Items listed in a dataset
⁂
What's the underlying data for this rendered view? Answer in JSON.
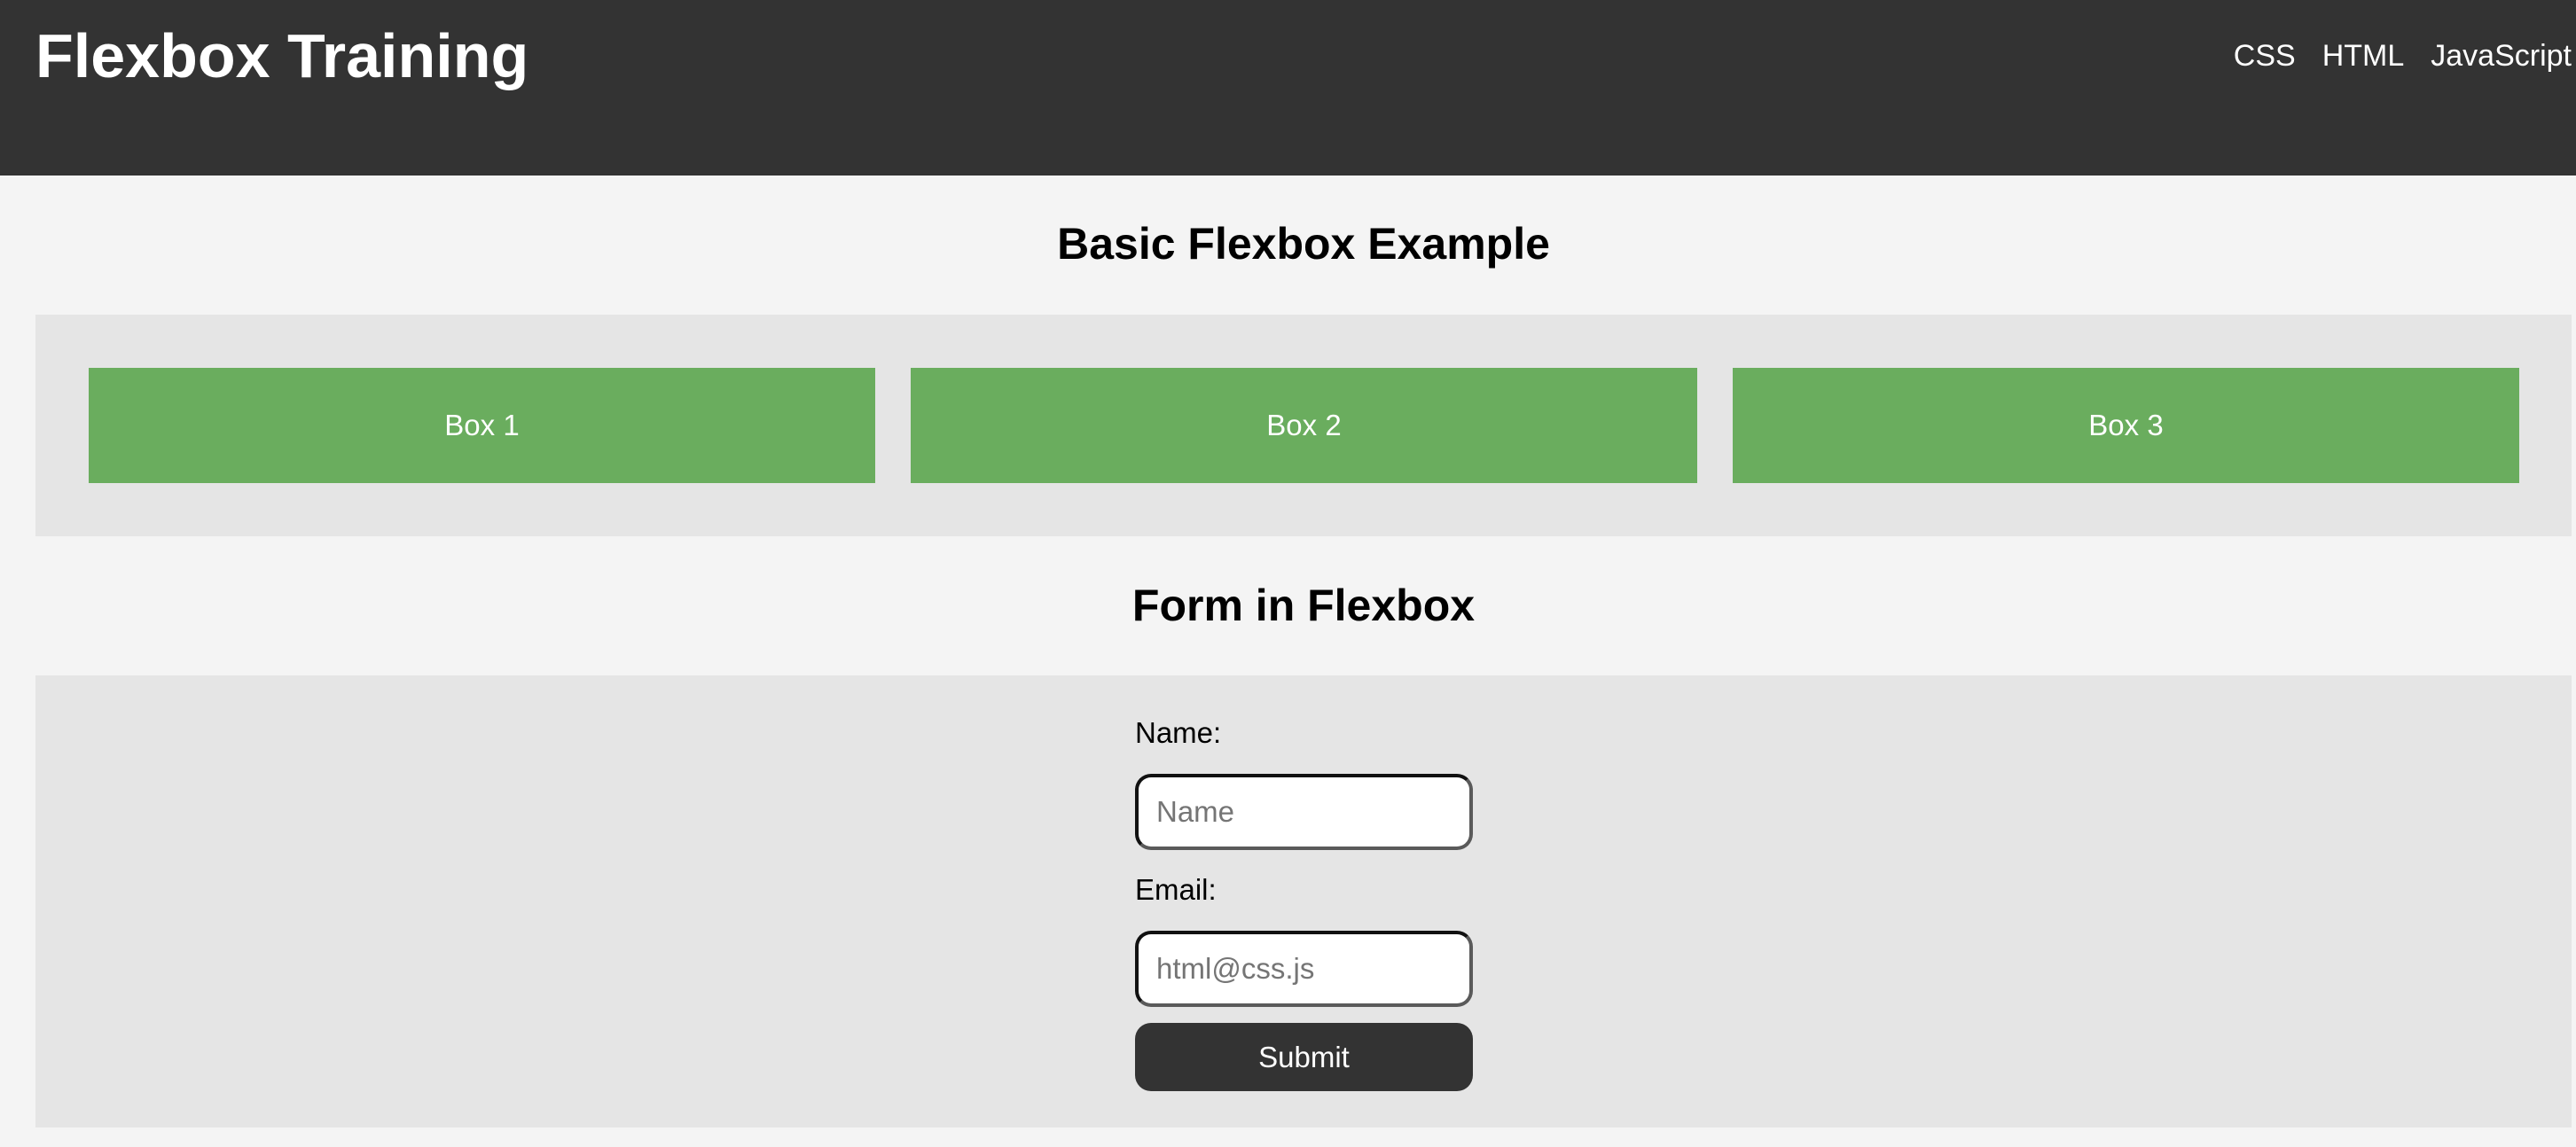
{
  "header": {
    "title": "Flexbox Training",
    "nav": [
      "CSS",
      "HTML",
      "JavaScript"
    ]
  },
  "basic_section": {
    "title": "Basic Flexbox Example",
    "boxes": [
      "Box 1",
      "Box 2",
      "Box 3"
    ]
  },
  "form_section": {
    "title": "Form in Flexbox",
    "name_label": "Name:",
    "name_placeholder": "Name",
    "name_value": "",
    "email_label": "Email:",
    "email_placeholder": "html@css.js",
    "email_value": "",
    "submit_label": "Submit"
  },
  "colors": {
    "header_bg": "#333333",
    "page_bg": "#f4f4f4",
    "panel_bg": "#e5e5e5",
    "box_green": "#6aad5e",
    "button_bg": "#333333"
  }
}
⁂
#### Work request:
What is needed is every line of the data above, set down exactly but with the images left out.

#### Written reply:
What's the underlying data for this rendered view? Answer in JSON.
{
  "header": {
    "title": "Flexbox Training",
    "nav": [
      "CSS",
      "HTML",
      "JavaScript"
    ]
  },
  "basic_section": {
    "title": "Basic Flexbox Example",
    "boxes": [
      "Box 1",
      "Box 2",
      "Box 3"
    ]
  },
  "form_section": {
    "title": "Form in Flexbox",
    "name_label": "Name:",
    "name_placeholder": "Name",
    "name_value": "",
    "email_label": "Email:",
    "email_placeholder": "html@css.js",
    "email_value": "",
    "submit_label": "Submit"
  },
  "colors": {
    "header_bg": "#333333",
    "page_bg": "#f4f4f4",
    "panel_bg": "#e5e5e5",
    "box_green": "#6aad5e",
    "button_bg": "#333333"
  }
}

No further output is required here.